- PROVIDED INFORMATION -
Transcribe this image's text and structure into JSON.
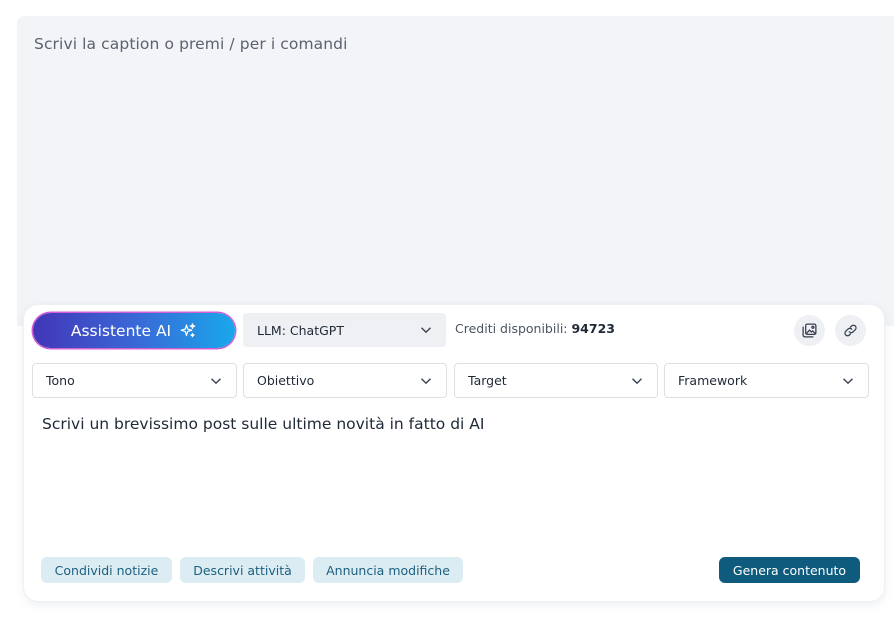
{
  "caption": {
    "placeholder": "Scrivi la caption o premi / per i comandi"
  },
  "assistant": {
    "button_label": "Assistente AI",
    "button_icon": "sparkles-icon",
    "llm_select": {
      "value": "LLM: ChatGPT",
      "icon": "chevron-down-icon"
    },
    "credits": {
      "label": "Crediti disponibili:",
      "value": "94723"
    },
    "actions": [
      {
        "name": "image-library-icon"
      },
      {
        "name": "link-icon"
      }
    ],
    "dropdowns": [
      {
        "label": "Tono"
      },
      {
        "label": "Obiettivo"
      },
      {
        "label": "Target"
      },
      {
        "label": "Framework"
      }
    ],
    "prompt": "Scrivi un brevissimo post sulle ultime novità in fatto di AI",
    "chips": [
      {
        "label": "Condividi notizie"
      },
      {
        "label": "Descrivi attività"
      },
      {
        "label": "Annuncia modifiche"
      }
    ],
    "generate_label": "Genera contenuto"
  },
  "colors": {
    "accent": "#0e5b7e",
    "chip_bg": "#dcecf3",
    "chip_text": "#1d5f7f",
    "gradient_start": "#4236b8",
    "gradient_end": "#19a8ea",
    "caption_bg": "#f2f4f7"
  }
}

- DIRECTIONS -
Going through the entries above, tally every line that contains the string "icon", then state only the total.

- RESPONSE TO THIS TASK -
4